Are You Introverted or Socially Anxious?

This content has been updated from previous article.

Are you an introvert, extrovert, or ambivert? If you struggle in your interactions with most people, you likely answer “introvert,” rather quickly. After all, extroverts and ambiverts are at least somewhat comfortable in social situations, right? Not exactly.

To clarify, introversion is not a mental disorder or social anxiety disorder. It is simply a personality trait where introversion is on one end of the personality spectrum and extroversion being its opposite. It is how people recharge their social battery, and it is not as black as white as many may believe.

In fact, people can also exhibit both introverted and extroverted traits.
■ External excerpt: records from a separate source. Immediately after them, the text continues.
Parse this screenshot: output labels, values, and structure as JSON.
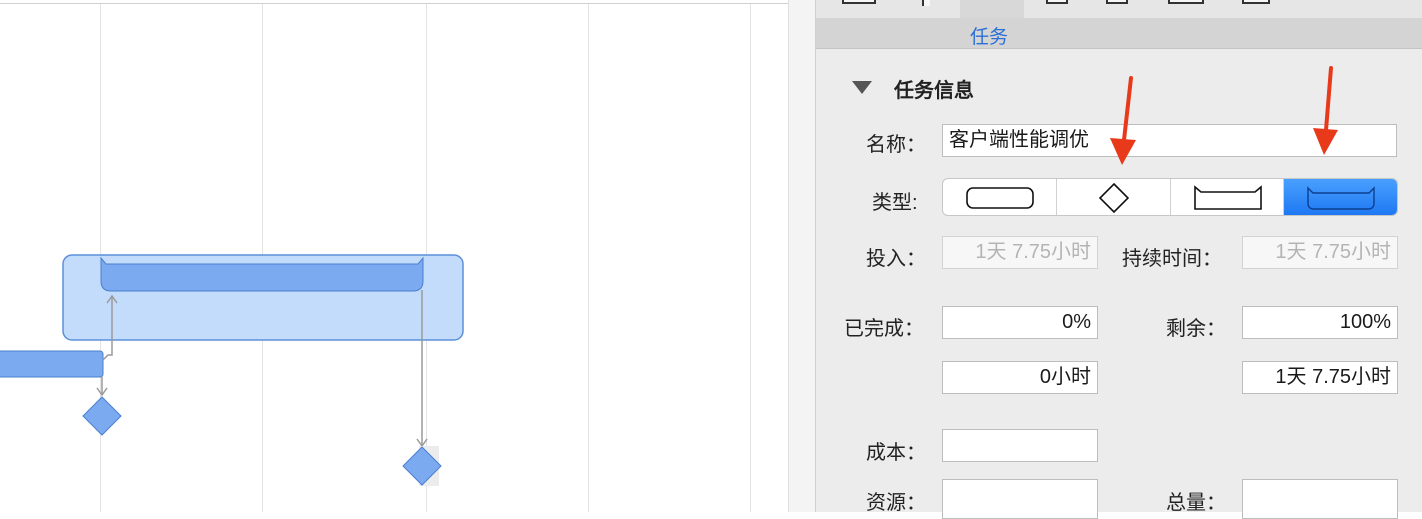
{
  "inspector": {
    "tab_label": "任务",
    "section_title": "任务信息",
    "name_label": "名称：",
    "name_value": "客户端性能调优",
    "type_label": "类型:",
    "type_options": [
      "task-icon",
      "milestone-icon",
      "hammock-icon",
      "group-icon"
    ],
    "type_selected": "group-icon",
    "effort_label": "投入：",
    "effort_value": "1天 7.75小时",
    "duration_label": "持续时间：",
    "duration_value": "1天 7.75小时",
    "completed_label": "已完成：",
    "completed_value": "0%",
    "remaining_label": "剩余：",
    "remaining_value": "100%",
    "completed_hours": "0小时",
    "remaining_hours": "1天 7.75小时",
    "cost_label": "成本：",
    "cost_value": "",
    "resource_label": "资源：",
    "resource_value": "",
    "total_label": "总量：",
    "total_value": ""
  },
  "colors": {
    "accent": "#1e78f2",
    "bar_fill": "#7baaf0",
    "group_fill": "#c3dcfb",
    "annotation_arrow": "#e83a1a"
  }
}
These people are known colloquially as ambiverts. Ambiverts are in the middle of extroversion and introversion and can act like both in different situations. These characteristics can vary in intensity from person to person.

On the other hand, social anxiety is a mental health condition that can cause anguish and undue stress. Introverts, extroverts, and ambiverts can all have social anxiety.

What Does “Introverted” Mean?

An introvert is someone who prefers quiet environments, solitude, and a need for time alone to recharge. Introverts enjoy social events, but it tires them out emotionally. They need alone time to recharge and think about things. They achieve this by spending time away.

Introverts also tend to feel more comfortable in smaller gatherings, or one to one interactions. Generally, introverts do not seek the center of attention. They tend to be quiet, and they listen more than they talk. However, they do not have emotional pain or anxiety regarding social interactions.

What is Social Anxiety?

Social anxiety (or social phobia) manifests as an Anxiety disorder characterized by an intense and persistent fear of social or performance situations. People with social anxiety experience significant anxiety when placed in situations or interactions where they might be scrutinized, judged, or evaluated by others. that causes an intense fear of judgment from other people. This fear can negatively impact a person’s work, social life, school, and more.

Social Anxiety is widely considered as one of the most common mental health disorders. It is estimated fifteen million, or 7% of American adults have Social Anxiety Disorder. More than 75% of those with Social Anxiety experience their first symptoms during childhood and early teenage years. It is also common for those who suffer from Social Anxiety Disorder to also be at increased risk for Substance Use Disorder and Major Depressive Disorder. Given the prevalence of this mental health condition, remember you are not alone and there is hope.

How to Tell Between Social Anxiety and Being Introverted

While these definitions help us get a basic understanding of social phobia and introversion, it can still be difficult to tell the difference in your own life. Asking yourself these questions can help you determine whether you should seek help or embrace your introverted tendencies.

Does it Cause Discomfort?

Perhaps the most important difference between social anxiety and introversion is that the former causes emotional pain. Generally speaking, introverts are happy with their introversion. They revel in the chance to stay home and recharge.

On the other hand, someone with social anxiety does not feel comfortable with their circumstances. Someone with social anxiety may want to go spend time with people, but their anxiety keeps them from feeling able to do so.

Am I Afraid or Tired?

Another primary difference between social anxiety and introversion is how socializing with others makes the person feel. Think about what goes through your mind when you’re with people, paying special attention to negative feelings.

When you want to go home, is it because you’re tired and just need some time alone? Or are you worrying about what other people are thinking about you?

People with social anxiety worry that they will be “revealed” or judged by others. This stress interferes with their ability to enjoy any social interactions.

People with social phobia may think things like:

  • What if I blush or shake? They will all find out how nervous I am.
  • If I say anything, everyone will think I’m stupid.
  • Everyone is judging my looks.
  • I bet they don’t even like me; they are just being nice.

Authored By 

LifeStance Health
LifeStance Health

LifeStance is a mental healthcare company focused on providing evidence-based, medically driven treatment services for children, adolescents, and adults suffering from a variety of mental health issues in an outpatient care setting, both in-person and through its digital health telemedicine offering.